Iestyn Davies, Chief Executive, Colleges Wales said:
“Despite the very different policy and political environments across the four nations of the UK, there are a number of key challenges and changes that we share – and colleges must be at the heart of our collectively meeting these challenges. That’s why it is great to see such an impressive range of experts and organisations coming together to share best practice and develop a positive vision for colleges across the four nations.”
Dame Ruth Silver, Chair, Further Education Trust for Leadership (FETL) said:
“FETL is honoured to be supporting this crucial commission at a crucial time for the sector.
“In the hands of such widely experienced Commissioners, we can look forward to doing an end to the continual patching of initiative after initiative into our work and look ahead to the prospect of a fair, new wholeness of purpose and professionalism.”

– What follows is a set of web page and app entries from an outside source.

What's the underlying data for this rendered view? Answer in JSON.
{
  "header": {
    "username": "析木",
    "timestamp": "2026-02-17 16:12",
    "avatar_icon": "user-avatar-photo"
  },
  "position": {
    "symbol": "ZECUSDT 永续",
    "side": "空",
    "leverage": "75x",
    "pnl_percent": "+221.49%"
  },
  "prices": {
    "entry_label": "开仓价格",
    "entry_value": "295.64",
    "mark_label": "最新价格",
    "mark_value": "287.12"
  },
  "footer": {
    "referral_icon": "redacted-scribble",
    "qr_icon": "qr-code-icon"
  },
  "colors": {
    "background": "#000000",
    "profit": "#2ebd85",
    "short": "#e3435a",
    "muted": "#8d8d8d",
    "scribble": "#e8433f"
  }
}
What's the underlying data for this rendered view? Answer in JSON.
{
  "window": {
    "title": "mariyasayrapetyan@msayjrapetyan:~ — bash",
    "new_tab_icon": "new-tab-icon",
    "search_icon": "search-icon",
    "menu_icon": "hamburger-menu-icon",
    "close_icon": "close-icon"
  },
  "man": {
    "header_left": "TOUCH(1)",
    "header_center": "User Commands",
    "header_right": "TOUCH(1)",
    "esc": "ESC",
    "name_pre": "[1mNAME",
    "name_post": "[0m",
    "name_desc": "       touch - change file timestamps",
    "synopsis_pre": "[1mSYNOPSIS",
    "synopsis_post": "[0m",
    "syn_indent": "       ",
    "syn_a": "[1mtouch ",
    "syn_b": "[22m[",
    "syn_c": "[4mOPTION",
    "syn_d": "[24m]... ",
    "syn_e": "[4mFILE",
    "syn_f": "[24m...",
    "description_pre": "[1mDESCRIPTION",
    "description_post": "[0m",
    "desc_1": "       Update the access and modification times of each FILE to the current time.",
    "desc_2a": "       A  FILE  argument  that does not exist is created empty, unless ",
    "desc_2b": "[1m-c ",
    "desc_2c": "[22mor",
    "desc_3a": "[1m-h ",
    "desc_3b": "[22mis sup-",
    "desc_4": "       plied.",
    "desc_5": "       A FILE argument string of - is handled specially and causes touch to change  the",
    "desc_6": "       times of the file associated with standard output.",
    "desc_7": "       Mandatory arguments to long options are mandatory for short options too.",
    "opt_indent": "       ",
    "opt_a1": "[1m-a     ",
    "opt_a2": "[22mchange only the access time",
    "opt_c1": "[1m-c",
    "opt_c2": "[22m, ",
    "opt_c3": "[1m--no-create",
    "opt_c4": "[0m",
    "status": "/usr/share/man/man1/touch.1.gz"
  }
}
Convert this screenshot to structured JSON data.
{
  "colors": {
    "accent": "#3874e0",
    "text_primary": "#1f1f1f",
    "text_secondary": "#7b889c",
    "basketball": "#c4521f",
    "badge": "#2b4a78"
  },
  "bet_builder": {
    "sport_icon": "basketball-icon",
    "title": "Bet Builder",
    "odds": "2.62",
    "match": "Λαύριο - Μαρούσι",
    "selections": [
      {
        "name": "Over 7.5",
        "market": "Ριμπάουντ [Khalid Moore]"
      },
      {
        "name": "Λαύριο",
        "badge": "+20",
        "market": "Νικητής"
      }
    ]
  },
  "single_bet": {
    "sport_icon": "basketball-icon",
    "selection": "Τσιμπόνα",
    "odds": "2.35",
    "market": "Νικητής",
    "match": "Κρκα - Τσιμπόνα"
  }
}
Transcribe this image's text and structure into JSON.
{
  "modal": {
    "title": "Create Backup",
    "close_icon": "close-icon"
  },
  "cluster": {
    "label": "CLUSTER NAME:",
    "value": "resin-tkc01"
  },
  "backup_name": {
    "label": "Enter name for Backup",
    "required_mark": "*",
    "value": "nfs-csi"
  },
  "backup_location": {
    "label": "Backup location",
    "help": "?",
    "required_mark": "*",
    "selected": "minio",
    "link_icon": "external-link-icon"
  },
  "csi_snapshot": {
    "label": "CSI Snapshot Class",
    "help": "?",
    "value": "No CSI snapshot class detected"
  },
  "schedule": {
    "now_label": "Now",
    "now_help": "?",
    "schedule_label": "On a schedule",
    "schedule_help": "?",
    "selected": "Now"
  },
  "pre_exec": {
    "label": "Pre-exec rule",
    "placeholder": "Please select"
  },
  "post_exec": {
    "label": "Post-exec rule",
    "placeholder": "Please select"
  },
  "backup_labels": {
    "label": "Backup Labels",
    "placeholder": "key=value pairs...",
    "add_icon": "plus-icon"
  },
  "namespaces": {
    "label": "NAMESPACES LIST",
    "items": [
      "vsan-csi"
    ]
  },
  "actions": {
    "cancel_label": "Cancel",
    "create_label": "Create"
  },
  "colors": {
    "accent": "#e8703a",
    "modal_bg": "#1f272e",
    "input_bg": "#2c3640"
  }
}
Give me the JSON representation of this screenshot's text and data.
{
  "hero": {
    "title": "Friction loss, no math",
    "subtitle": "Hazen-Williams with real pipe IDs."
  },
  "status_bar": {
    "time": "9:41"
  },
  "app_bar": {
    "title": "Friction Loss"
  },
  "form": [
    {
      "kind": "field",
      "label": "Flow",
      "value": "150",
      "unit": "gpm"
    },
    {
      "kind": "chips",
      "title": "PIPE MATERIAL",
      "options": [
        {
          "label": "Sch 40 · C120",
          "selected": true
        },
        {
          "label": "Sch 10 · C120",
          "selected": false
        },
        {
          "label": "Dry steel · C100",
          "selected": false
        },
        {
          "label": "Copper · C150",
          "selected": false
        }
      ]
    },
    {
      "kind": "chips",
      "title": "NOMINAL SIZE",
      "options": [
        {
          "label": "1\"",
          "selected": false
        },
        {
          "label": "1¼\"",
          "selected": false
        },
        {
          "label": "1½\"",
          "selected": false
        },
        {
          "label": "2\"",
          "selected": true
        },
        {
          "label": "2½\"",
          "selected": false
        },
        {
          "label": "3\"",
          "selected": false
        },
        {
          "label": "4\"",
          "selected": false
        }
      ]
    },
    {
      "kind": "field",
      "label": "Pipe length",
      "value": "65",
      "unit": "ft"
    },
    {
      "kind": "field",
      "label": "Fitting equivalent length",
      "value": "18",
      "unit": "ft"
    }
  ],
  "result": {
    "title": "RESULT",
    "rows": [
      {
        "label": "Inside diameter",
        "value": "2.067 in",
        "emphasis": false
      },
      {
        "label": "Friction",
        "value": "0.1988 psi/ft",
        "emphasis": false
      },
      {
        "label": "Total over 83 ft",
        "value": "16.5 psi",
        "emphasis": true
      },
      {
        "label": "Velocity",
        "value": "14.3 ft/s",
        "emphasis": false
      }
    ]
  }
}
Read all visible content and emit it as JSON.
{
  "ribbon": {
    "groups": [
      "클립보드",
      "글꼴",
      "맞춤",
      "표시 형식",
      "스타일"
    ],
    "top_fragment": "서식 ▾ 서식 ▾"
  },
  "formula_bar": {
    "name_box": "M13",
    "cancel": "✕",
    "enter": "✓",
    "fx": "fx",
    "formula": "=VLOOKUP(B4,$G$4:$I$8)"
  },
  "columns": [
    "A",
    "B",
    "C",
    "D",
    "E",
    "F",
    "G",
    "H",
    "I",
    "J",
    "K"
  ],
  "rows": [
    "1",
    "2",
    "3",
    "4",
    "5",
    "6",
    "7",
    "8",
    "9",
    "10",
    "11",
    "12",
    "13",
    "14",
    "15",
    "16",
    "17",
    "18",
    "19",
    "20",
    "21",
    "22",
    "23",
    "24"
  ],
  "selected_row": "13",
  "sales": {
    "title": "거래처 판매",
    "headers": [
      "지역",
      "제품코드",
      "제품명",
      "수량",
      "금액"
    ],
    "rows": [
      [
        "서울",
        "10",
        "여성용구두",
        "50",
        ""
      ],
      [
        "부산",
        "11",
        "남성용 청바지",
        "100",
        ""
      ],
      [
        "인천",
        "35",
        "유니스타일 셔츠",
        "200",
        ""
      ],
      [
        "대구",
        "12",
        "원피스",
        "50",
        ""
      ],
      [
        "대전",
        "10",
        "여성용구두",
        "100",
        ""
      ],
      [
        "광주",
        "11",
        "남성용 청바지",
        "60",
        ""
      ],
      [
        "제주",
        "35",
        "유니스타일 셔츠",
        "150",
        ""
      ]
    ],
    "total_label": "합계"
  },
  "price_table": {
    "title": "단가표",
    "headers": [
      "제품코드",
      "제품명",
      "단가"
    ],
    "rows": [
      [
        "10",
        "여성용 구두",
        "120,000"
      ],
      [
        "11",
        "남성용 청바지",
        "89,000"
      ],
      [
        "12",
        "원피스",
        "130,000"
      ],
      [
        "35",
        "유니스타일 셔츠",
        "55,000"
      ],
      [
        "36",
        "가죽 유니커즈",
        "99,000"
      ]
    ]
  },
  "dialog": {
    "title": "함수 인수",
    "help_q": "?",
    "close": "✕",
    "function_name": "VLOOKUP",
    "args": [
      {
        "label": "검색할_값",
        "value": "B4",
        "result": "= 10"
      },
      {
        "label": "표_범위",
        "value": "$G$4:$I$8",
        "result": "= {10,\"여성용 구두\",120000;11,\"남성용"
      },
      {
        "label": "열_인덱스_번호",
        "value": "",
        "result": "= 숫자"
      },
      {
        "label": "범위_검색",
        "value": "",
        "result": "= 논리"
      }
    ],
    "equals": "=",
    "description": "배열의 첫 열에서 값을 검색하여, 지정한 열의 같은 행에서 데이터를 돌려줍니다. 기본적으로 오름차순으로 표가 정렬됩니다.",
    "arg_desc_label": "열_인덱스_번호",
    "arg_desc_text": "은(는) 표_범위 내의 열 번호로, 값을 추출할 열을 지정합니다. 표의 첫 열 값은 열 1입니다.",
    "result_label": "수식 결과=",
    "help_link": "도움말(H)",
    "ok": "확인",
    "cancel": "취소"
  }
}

Paul Feldman, Jisc CEO said:
“Jisc enables colleges to transform into digitally efficient and confident organisations capable of upskilling the current workforce and preparing our young people for future careers. But they need support if they are to continue to meet the rising expectations of students and produce technically skilled labour the UK economy needs.
“I am delighted to be part of the expert panel and look forward to helping the Commission provide the direction and clout colleges require to thrive in future. I believe this collaboration will help deliver Jisc’s vision to transform education and support our colleges and skills providers in preparing for the fourth industrial revolution.”
Stewart Foster, Managing Director of NCFE Awarding said:
“We’re delighted to support the Commission which is very well timed to address the changing demands of the sector across the next 10 years. We believe that this work will help to drive through change as well as position colleges to bridge future skills gaps across the four nations.”
Graham Hasting-Evans, Group Managing Director, NOCN said:
“What we train, how we train and the medium and facilities for training are going to change radically over the next five years. AI, digital, new materials and new methods are going to have a profound impact. Hence it is essential that colleges start to develop their view on what their delivery will look out in the future; how they will manage the transition and where the funding will come from for the significant investment that will be required. NOCN is therefore delighted to be able to support this critical initiative.”
Cindy Rampersaud, Senior Vice President BTEC and Apprenticeships at Pearson said:
"At Pearson, we know that colleges are a central part of our education systems, right across the UK. And with rapid changes in technology, careers, demography, business ecosystems and so much more besides, this Independent Commission has a key role to play in setting out a vision which ensures that the colleges of the future continues to play a key role in responding to these challenges - for young people and adults throughout their educational journey - providing academic, technical and applied general pathways to continue to support social and economic growth for a diverse range of learners, communities and more broadly for UK PLC."